• _Web page and app entries_
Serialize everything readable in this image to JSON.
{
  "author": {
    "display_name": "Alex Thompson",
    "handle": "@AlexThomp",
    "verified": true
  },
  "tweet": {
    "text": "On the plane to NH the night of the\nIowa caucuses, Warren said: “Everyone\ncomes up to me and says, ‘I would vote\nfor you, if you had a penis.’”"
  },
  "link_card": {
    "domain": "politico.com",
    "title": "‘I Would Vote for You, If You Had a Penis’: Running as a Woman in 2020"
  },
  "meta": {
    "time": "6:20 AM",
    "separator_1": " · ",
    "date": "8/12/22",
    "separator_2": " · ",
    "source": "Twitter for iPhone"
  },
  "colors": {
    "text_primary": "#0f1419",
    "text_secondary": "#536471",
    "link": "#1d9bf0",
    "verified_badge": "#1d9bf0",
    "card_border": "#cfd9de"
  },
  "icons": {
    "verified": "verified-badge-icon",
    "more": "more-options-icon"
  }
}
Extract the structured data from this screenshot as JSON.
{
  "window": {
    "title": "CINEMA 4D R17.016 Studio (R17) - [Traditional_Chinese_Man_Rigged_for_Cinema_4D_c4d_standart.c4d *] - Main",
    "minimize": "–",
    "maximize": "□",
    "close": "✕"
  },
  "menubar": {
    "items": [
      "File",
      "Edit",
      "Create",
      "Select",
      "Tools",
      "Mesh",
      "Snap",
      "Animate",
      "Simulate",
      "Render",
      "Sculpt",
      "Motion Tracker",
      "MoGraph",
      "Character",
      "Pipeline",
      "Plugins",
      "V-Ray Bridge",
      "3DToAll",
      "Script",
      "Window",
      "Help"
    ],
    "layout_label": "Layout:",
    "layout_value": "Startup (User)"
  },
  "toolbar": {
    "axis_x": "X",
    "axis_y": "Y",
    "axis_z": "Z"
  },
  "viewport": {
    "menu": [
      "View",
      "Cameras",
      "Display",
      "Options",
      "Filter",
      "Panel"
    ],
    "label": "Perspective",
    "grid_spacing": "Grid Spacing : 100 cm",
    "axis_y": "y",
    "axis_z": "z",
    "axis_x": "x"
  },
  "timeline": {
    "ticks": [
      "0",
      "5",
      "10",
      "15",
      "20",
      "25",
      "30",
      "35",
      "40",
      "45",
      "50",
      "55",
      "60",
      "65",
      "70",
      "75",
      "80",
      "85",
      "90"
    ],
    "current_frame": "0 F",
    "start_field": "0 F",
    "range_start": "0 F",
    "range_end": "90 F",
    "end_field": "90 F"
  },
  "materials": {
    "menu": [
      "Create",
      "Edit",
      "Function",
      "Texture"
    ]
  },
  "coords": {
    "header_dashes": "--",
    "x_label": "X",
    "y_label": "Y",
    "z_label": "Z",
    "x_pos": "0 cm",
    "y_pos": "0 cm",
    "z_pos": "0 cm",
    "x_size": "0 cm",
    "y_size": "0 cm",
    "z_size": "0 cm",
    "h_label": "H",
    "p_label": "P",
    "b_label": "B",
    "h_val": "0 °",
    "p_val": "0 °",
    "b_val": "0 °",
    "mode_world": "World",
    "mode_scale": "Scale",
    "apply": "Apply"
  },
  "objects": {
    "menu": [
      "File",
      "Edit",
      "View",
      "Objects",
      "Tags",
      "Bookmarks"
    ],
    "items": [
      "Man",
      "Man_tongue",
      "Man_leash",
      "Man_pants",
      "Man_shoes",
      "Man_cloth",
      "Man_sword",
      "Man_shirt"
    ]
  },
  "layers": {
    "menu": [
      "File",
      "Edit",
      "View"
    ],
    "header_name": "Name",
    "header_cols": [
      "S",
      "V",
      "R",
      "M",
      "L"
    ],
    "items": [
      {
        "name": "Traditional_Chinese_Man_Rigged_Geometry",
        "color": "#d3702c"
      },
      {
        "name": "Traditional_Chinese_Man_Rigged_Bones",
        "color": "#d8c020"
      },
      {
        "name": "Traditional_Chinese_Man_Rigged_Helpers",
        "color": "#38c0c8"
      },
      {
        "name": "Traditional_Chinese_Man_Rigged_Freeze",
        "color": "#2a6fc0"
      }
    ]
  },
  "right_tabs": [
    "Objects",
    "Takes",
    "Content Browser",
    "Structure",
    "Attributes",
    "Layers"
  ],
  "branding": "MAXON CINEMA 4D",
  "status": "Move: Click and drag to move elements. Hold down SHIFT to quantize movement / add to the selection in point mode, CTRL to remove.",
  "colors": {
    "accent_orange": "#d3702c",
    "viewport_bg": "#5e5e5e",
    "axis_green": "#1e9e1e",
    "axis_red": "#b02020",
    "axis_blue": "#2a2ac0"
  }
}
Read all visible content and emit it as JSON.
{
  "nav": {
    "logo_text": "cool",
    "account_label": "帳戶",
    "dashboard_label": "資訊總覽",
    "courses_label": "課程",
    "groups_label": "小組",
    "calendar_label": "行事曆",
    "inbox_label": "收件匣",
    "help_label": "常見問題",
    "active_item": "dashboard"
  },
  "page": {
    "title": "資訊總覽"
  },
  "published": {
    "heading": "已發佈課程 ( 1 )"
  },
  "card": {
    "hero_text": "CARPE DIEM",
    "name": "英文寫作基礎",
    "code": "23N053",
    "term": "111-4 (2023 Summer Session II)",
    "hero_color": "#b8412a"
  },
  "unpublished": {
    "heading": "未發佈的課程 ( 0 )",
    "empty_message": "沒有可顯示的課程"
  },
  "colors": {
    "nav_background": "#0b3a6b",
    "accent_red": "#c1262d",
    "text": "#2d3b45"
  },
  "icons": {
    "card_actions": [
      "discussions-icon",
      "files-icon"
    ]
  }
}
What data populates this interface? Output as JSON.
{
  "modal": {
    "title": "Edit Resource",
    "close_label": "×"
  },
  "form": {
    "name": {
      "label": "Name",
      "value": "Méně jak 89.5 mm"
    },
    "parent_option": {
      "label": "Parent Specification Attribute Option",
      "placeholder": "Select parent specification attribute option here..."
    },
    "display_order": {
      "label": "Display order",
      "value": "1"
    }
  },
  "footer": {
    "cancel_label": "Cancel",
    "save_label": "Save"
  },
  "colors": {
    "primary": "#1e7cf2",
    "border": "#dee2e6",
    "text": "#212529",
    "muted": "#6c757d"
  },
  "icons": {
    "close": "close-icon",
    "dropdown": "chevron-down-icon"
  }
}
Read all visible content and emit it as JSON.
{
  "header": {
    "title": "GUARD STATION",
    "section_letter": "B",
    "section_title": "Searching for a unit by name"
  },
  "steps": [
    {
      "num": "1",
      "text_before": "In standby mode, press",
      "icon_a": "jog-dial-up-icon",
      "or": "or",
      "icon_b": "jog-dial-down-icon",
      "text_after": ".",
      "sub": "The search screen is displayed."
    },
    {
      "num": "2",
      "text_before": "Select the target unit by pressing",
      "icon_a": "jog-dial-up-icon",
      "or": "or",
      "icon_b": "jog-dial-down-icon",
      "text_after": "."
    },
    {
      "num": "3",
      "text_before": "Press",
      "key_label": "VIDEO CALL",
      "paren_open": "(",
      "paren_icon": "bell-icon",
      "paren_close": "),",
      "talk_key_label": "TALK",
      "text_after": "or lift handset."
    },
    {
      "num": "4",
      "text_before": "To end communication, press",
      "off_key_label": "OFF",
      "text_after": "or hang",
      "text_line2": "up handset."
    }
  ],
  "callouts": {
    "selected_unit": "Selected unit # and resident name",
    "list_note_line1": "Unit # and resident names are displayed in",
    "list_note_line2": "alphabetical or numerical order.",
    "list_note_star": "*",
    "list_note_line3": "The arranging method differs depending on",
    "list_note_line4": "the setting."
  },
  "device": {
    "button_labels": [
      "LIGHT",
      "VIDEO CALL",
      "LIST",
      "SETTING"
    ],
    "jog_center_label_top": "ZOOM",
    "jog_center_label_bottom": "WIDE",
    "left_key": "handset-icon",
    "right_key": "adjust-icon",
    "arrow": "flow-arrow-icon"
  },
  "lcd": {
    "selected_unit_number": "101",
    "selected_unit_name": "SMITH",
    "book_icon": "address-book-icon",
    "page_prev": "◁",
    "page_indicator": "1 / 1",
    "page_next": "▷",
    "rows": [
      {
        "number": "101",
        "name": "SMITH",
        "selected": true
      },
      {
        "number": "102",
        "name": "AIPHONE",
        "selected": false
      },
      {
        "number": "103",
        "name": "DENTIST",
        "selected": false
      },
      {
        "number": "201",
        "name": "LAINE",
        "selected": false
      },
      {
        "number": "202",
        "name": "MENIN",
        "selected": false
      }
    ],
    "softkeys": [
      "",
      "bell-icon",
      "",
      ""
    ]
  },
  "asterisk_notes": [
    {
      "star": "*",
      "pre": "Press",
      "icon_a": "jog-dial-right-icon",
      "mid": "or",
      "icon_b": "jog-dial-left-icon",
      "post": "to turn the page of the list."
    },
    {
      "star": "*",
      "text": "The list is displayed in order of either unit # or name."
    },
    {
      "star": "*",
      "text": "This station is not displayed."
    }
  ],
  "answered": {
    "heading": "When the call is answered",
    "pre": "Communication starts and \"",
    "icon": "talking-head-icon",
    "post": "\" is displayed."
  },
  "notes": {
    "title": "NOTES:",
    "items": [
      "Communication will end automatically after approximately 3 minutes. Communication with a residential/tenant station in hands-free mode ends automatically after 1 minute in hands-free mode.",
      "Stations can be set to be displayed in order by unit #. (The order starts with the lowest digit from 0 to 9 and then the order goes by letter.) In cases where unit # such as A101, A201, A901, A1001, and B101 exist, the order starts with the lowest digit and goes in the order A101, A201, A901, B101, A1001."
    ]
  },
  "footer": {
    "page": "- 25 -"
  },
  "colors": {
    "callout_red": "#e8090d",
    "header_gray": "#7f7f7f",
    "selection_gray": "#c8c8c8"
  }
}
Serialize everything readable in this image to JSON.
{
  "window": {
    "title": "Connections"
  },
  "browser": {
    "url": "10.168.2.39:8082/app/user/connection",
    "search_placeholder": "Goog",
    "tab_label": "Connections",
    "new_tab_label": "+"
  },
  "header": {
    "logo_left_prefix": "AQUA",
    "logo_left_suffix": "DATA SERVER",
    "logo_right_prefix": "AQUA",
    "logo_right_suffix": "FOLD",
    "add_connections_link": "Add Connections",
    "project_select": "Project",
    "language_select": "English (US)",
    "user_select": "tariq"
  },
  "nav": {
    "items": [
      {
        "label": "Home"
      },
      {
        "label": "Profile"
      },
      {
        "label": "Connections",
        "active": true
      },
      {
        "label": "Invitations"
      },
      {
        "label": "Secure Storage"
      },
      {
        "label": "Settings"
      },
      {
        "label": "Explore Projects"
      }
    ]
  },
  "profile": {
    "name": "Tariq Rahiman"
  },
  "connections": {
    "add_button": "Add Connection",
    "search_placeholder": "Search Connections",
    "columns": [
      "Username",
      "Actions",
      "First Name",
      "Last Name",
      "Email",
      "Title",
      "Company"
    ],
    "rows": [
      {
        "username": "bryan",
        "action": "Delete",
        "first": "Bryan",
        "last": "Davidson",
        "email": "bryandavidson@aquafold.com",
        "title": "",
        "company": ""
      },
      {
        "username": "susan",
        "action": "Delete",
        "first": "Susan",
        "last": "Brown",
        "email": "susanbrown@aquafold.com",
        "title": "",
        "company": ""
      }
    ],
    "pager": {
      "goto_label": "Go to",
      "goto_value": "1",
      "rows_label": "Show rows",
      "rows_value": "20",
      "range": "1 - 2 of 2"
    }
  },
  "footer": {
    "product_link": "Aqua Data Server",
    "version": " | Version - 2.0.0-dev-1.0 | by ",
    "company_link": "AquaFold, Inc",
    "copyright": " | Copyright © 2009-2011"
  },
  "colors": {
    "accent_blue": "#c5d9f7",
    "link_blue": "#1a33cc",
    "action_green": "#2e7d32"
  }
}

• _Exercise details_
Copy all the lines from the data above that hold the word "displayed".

• _Exercise answer_
      "sub": "The search screen is displayed."
    "list_note_line1": "Unit # and resident names are displayed in",
      "text": "The list is displayed in order of either unit # or name."
      "text": "This station is not displayed."
    "post": "\" is displayed."
      "Stations can be set to be displayed in order by unit #. (The order starts with the lowest digit from 0 to 9 and then the order goes by letter.) In cases where unit # such as A101, A201, A901, A1001, and B101 exist, the order starts with the lowest digit and goes in the order A101, A201, A901, B101, A1001."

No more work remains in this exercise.